There’s a mad rush after dinner back to the jeeps to get a good look at the male lion that frequents the area. This night drive is made possible with night-vision goggles, lights, and spots. After the amazement of seeing this lion strolling the grounds, a guilty feeling washes over me as we continue to blind him with our spot lights. He seems pretty chill, but still gets up and moves to a darker area. It’s said that he’s new to the area, and is already having a hard time blending with the dominant males. I secretly hope he’s not on some hazing mission to bring back a tasty tourist. I say a prayer for his well-being and focus on the fact that we’ve just finished a full day of safari drives.
Throughout the drives, I was always amazed by the close proximity our guide felt safe in. We spot an animal, he’d stop for a moment before trying to get closer. Most of the time this resulted in many pictures of animal butts as they turn and ran. Sometimes they would stop and stare at us, probably wondering just how close we’ll get. There were a few tense standoffs with cautious elephants. And a time when monkeys made a commotion on either side of the road—our guide thought there was a predator in the area, and it wasn’t just our presence.
Day 10: Last Day
Not only our last day on safari, but tomorrow we’d be making the long trek home. Another morning drive brought buffalo to the watering hole, bringing our total Big Five sightings to three: elephants, lions, and buffalo. There were no rhinos in the park, and leopard sightings were rare, so this rounded out our list nicely. We also added hyena, warthogs, birds, and more to that list. A picnic lunch was set up at the beloved watering hole we frequented as much as some of the animals. Then it was time to head back, relax, and pack for the rest of the afternoon. A little dip in the pool, beer at the bar, and sunset glasses of wine followed by our last candlelit dinner ended the night. Little did I know my most memorable safari experience was still to come.
After settling in, the mosquitoes came out to play. They must have known it was our last night, and so they had to take full advantage and bypass the preventative sprays. Since I was already up, I had the thrill of experiencing a 2am wake up call by the resident lion. They say you’ll know a lion roar when you hear it. And not only did I hear it, but I felt it in the chill it sent through my entire body. It was soon followed by a flood of search lights from the night watchman, then a loud rattling elephant call. I didn’t get much sleep at all.

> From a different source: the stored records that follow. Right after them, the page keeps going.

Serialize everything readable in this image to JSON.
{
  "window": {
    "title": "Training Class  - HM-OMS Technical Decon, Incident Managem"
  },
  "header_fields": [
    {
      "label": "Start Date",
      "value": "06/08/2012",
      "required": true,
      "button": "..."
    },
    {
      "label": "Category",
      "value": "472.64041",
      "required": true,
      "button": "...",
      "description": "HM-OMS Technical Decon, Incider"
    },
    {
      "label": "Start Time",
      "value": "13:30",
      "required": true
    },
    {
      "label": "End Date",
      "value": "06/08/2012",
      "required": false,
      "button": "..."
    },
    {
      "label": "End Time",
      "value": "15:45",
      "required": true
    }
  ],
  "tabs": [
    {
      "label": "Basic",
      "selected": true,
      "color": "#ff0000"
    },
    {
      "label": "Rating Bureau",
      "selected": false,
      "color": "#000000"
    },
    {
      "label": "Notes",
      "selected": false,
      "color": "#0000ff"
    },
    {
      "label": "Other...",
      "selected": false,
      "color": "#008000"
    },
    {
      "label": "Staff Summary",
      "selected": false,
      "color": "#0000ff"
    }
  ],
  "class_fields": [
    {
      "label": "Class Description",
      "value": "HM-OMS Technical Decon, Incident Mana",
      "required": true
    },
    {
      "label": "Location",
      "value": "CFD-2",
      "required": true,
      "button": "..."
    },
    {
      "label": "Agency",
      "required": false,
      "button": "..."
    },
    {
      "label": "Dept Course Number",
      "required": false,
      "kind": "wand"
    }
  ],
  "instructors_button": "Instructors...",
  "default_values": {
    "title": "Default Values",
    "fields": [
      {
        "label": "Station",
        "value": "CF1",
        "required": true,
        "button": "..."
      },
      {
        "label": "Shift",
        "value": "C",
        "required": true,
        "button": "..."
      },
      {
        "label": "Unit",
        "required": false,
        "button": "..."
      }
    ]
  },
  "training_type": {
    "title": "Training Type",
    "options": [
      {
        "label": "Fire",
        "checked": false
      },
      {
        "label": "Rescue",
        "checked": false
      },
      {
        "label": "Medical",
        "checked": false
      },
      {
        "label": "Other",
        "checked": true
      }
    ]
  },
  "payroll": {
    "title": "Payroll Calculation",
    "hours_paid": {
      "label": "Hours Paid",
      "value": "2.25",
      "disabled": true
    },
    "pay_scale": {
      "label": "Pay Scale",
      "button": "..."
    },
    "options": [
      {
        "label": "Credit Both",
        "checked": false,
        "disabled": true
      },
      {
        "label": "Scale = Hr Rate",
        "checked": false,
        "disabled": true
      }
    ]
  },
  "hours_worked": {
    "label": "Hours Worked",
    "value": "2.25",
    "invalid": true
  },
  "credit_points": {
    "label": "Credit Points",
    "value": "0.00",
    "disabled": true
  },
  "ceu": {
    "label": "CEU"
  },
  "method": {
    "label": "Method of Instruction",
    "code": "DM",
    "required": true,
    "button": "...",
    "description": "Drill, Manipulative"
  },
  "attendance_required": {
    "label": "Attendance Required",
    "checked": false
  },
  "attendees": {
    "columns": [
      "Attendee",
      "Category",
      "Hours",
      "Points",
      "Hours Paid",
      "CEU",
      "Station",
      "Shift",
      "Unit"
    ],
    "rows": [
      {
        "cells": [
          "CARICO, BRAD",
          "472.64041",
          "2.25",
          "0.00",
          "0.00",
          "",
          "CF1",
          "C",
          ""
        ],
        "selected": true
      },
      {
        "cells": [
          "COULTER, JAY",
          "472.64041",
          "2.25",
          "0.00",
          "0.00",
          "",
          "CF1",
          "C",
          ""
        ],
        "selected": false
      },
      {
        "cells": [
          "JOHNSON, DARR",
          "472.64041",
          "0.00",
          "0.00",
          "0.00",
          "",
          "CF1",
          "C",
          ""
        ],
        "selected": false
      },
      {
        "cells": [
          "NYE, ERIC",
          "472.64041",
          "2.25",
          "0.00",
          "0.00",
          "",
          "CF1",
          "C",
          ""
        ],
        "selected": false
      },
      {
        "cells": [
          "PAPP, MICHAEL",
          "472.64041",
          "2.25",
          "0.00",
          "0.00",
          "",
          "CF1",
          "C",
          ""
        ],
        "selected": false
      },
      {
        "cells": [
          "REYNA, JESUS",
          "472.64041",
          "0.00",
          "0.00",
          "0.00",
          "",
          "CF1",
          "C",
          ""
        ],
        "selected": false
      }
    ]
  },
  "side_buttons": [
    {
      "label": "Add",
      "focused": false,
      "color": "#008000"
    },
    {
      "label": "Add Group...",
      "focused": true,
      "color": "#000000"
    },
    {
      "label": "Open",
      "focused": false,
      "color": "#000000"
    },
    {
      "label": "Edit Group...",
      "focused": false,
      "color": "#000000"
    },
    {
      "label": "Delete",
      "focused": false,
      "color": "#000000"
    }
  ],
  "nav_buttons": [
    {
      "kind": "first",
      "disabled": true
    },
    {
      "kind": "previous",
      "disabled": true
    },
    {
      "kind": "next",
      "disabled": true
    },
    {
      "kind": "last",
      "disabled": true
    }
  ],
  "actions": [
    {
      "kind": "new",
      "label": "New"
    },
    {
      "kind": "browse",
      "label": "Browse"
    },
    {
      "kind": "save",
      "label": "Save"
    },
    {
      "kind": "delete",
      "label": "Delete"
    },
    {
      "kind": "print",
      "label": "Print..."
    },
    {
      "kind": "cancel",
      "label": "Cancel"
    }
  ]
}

The journey home started with a rough and bouncy jeep ride through the park for about two hours—we did see another giraffe, so, score! We transferred to a comfy van for a smoother ride to the airport for another two hours. Then the line up of flights back home started with Johannesburg, then London, and finally NYC. Before a cab to the train station, and a train ride to New Jersey, and a few car rides back to PA.
They say it’s about the journey, not the destination, but I can safely say the destination was a lot more exciting than this arduous journey. However, all the travel was necessary to experience this trip of a lifetime. They also say nothing good comes easy, and what doesn’t kill you makes you stronger. So, since we made through, we’re stronger for it. Stronger for the experiences we had, people we met, food we ate, and stories we now have to tell.